In June and July the blue confetti of tiny silver-studded blue butterflies can be seen fluttering over the bell heather. Their lives are inextricably linked to some of the ant species found here. The ants are duped into taking the caterpillars down into their subterranean nests and tending them in return for being able to feed on a sugary excretion they exude, until they emerge the following year as an adult butterfly.
There are also birds associated with this landscape. Woodlarks rely on the bare sandy patches among the vegetation for nesting, and their haunting melodies can be heard filling the air in a descending lament at the passing of spring. From the ribbons of gorse that line the paths can be heard the scratchy song of the Dartford warbler, another bird almost lost in Britain as heathland has decreased.
The razor-sharp needle armoury of the gorse provides home to thousands of their spider prey, as well as impenetrable protection for their nests. On warm, still summer evenings, nightjars ring out their curious churring call; sitting on the dead bough of a tree silhouetted against the setting sun, they purr like giant cats, and then fly off with a display of wing clapping and aerobatic manoeuvres. People come just to hear them, and it’s worth the visit.
The three key heathland birds: woodlark, nightjar and tree pipit, all nest on the ground. This makes them vulnerable to disturbance by dogs running free. The birds see dogs as predators, whatever the size and harmless character of the dog and can abandon their nests resulting in the loss of eggs and chicks. It is essential for visitors to keep dogs on a lead or on the path from March to September.
Many of the plants can only exist in this habitat. In wet, peaty seepages where almost no other plants can survive the very acid conditions, insectivorous sundews unfurl the sticky red droplets on their leaves ready to entrap any insect lured by the promise of some free sugar. The leaves then slowly curl over as the insect struggles – an ant, a fly, even a damselfly – and gradually digests them, absorbing nutrients which they can’t find in the soil.
There’s a wet track at the lowest point of Stedham Common, in the south-west corner, and another at the dip of the gas pipeline track on Trotton Common where they are usually numerous – July is a good time to see them. The rare marsh clubmoss only seen in a few sites in Sussex can be spotted by the eagle-eyed in one or two of these areas.
The Sussex Wildlife Trust, initially with West Sussex County Council and now with the National Park Authority has been working hard to restore proper lowland heathland habitat to Iping and Stedham Commons for some years.
Much of the scrub has been removed, the heather has been rejuvenated by mowing, controlled burning and litter scraping, and in many places the pine has been cut down and is steadily being replaced by heather.
The real key though is the return of grazing to the common, which keeps the mixture of heathland habitats in balance.

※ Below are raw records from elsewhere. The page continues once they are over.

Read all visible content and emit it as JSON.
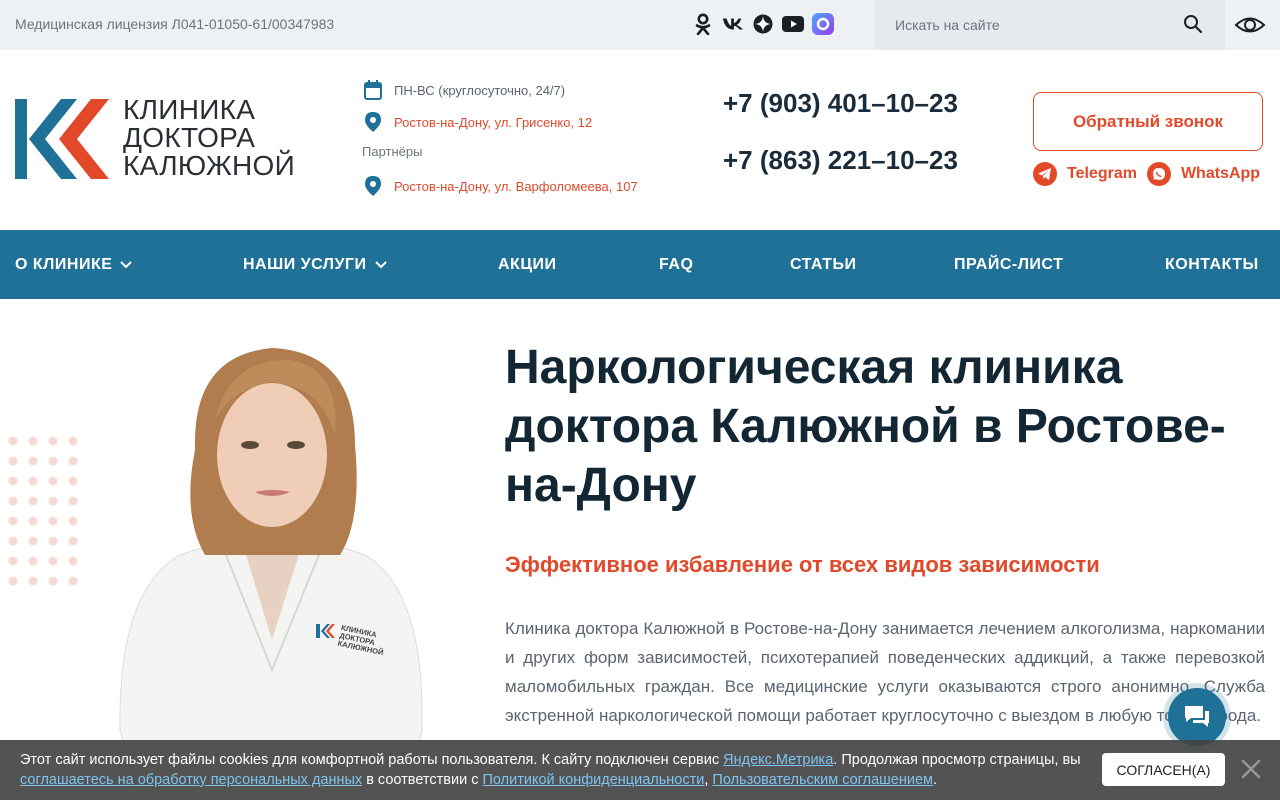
{
  "topbar": {
    "license": "Медицинская лицензия Л041-01050-61/00347983",
    "socials": [
      "odnoklassniki-icon",
      "vk-icon",
      "dzen-icon",
      "youtube-icon",
      "max-icon"
    ],
    "search_placeholder": "Искать на сайте"
  },
  "logo": {
    "line1": "КЛИНИКА",
    "line2": "ДОКТОРА",
    "line3": "КАЛЮЖНОЙ",
    "colors": {
      "blue": "#1f7197",
      "orange": "#e2492b"
    }
  },
  "info": {
    "hours": "ПН-ВС (круглосуточно, 24/7)",
    "address_main": "Ростов-на-Дону, ул. Грисенко, 12",
    "partners_label": "Партнёры",
    "address_partner": "Ростов-на-Дону, ул. Варфоломеева, 107"
  },
  "phones": [
    "+7 (903) 401–10–23",
    "+7 (863) 221–10–23"
  ],
  "callback_label": "Обратный звонок",
  "messengers": {
    "telegram": "Telegram",
    "whatsapp": "WhatsApp"
  },
  "nav": [
    "О КЛИНИКЕ",
    "НАШИ УСЛУГИ",
    "АКЦИИ",
    "FAQ",
    "СТАТЬИ",
    "ПРАЙС-ЛИСТ",
    "КОНТАКТЫ"
  ],
  "hero": {
    "title": "Наркологическая клиника доктора Калюжной в Ростове-на-Дону",
    "subtitle": "Эффективное избавление от всех видов зависимости",
    "description": "Клиника доктора Калюжной в Ростове-на-Дону занимается лечением алкоголизма, наркомании и других форм зависимостей, психотерапией поведенческих аддикций, а также перевозкой маломобильных граждан. Все медицинские услуги оказываются строго анонимно. Служба экстренной наркологической помощи работает круглосуточно с выездом в любую точку города.",
    "badge_line1": "КЛИНИКА",
    "badge_line2": "ДОКТОРА",
    "badge_line3": "КАЛЮЖНОЙ"
  },
  "cookie": {
    "part1": "Этот сайт использует файлы cookies для комфортной работы пользователя. К сайту подключен сервис ",
    "link_metrika": "Яндекс.Метрика",
    "part2": ". Продолжая просмотр страницы, вы ",
    "link_consent": "соглашаетесь на обработку персональных данных",
    "part3": " в соответствии с ",
    "link_privacy": "Политикой конфиденциальности",
    "part4": ", ",
    "link_agreement": "Пользовательским соглашением",
    "part5": ".",
    "agree_label": "СОГЛАСЕН(А)"
  }
}
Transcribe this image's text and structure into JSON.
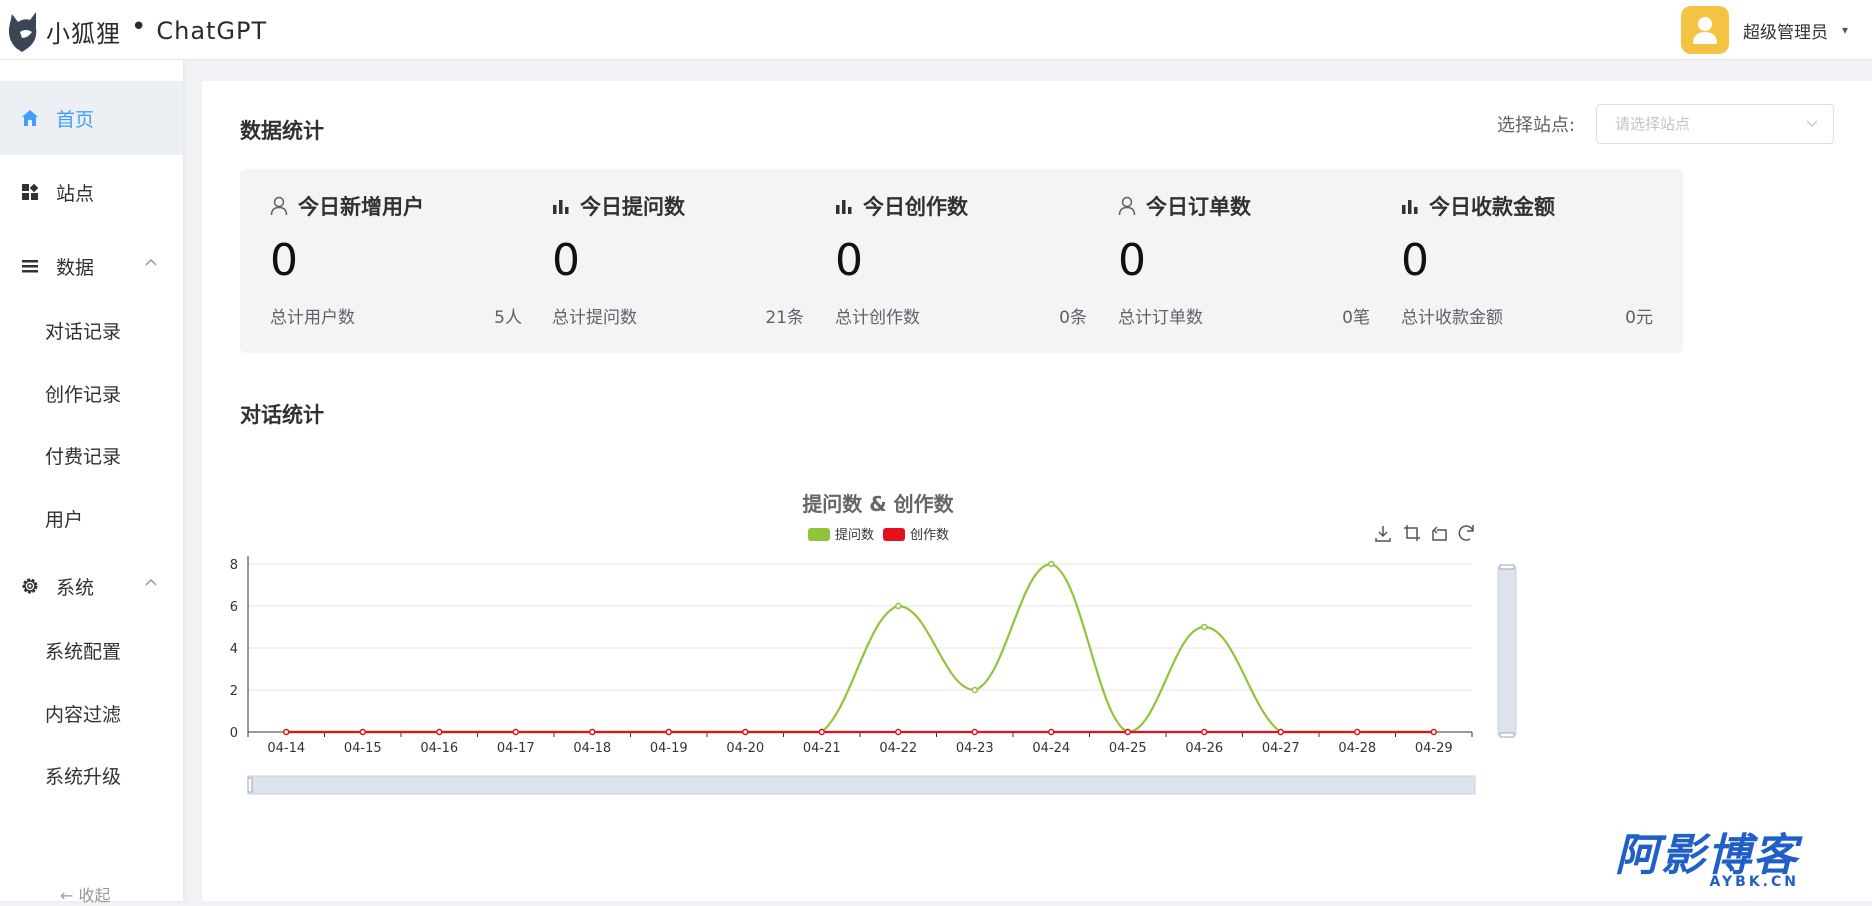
{
  "app": {
    "logo_text": "小狐狸",
    "logo_dot": "•",
    "logo_product": "ChatGPT"
  },
  "user": {
    "name": "超级管理员",
    "caret": "▾"
  },
  "sidebar": {
    "items": [
      {
        "label": "首页",
        "icon": "home-icon",
        "active": true
      },
      {
        "label": "站点",
        "icon": "grid-icon"
      },
      {
        "label": "数据",
        "icon": "list-icon",
        "expanded": true,
        "children": [
          "对话记录",
          "创作记录",
          "付费记录",
          "用户"
        ]
      },
      {
        "label": "系统",
        "icon": "gear-icon",
        "expanded": true,
        "children": [
          "系统配置",
          "内容过滤",
          "系统升级"
        ]
      }
    ],
    "collapse_label": "← 收起"
  },
  "stats": {
    "title": "数据统计",
    "station_label": "选择站点:",
    "station_placeholder": "请选择站点",
    "cards": [
      {
        "title": "今日新增用户",
        "icon": "user-icon",
        "value": "0",
        "foot_label": "总计用户数",
        "foot_value": "5人"
      },
      {
        "title": "今日提问数",
        "icon": "bar-chart-icon",
        "value": "0",
        "foot_label": "总计提问数",
        "foot_value": "21条"
      },
      {
        "title": "今日创作数",
        "icon": "bar-chart-icon",
        "value": "0",
        "foot_label": "总计创作数",
        "foot_value": "0条"
      },
      {
        "title": "今日订单数",
        "icon": "user-icon",
        "value": "0",
        "foot_label": "总计订单数",
        "foot_value": "0笔"
      },
      {
        "title": "今日收款金额",
        "icon": "bar-chart-icon",
        "value": "0",
        "foot_label": "总计收款金额",
        "foot_value": "0元"
      }
    ]
  },
  "conversation": {
    "title": "对话统计"
  },
  "chart_data": {
    "type": "line",
    "title": "提问数 & 创作数",
    "categories": [
      "04-14",
      "04-15",
      "04-16",
      "04-17",
      "04-18",
      "04-19",
      "04-20",
      "04-21",
      "04-22",
      "04-23",
      "04-24",
      "04-25",
      "04-26",
      "04-27",
      "04-28",
      "04-29"
    ],
    "series": [
      {
        "name": "提问数",
        "color": "#91c43a",
        "values": [
          0,
          0,
          0,
          0,
          0,
          0,
          0,
          0,
          6,
          2,
          8,
          0,
          5,
          0,
          0,
          0
        ]
      },
      {
        "name": "创作数",
        "color": "#e3111c",
        "values": [
          0,
          0,
          0,
          0,
          0,
          0,
          0,
          0,
          0,
          0,
          0,
          0,
          0,
          0,
          0,
          0
        ]
      }
    ],
    "ylim": [
      0,
      8
    ],
    "yticks": [
      0,
      2,
      4,
      6,
      8
    ],
    "legend": "top-center",
    "grid": true,
    "smooth": true,
    "toolbox": [
      "download-icon",
      "crop-icon",
      "crop-back-icon",
      "refresh-icon"
    ]
  },
  "watermark": {
    "big": "阿影博客",
    "small": "AYBK.CN"
  }
}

However, heathlands everywhere have suffered the same fate as the one that almost destroyed Iping and Stedham. They’ve become fragmented through development for timber, or housing schemes, or golf courses. Through our Living Landscape scheme, we are seeking to restore and reconnect the remaining fragments of viable heathland in the Greensand Ridge – a narrow block which extends from Petersfield to Storrington. Here we work with other landowners and farmers to manage their land in a sustainable way so that heathland wildlife can move freely between these sites.
We’re also working with other partners to ensure that heathlands in the Greensand Ridge are not only saved but improved, and of course Iping and Stedham are also just parts of the outstanding sites that make up the South Downs National Park. The long distance Serpent Trail that links many of these greensand heaths runs through the reserve.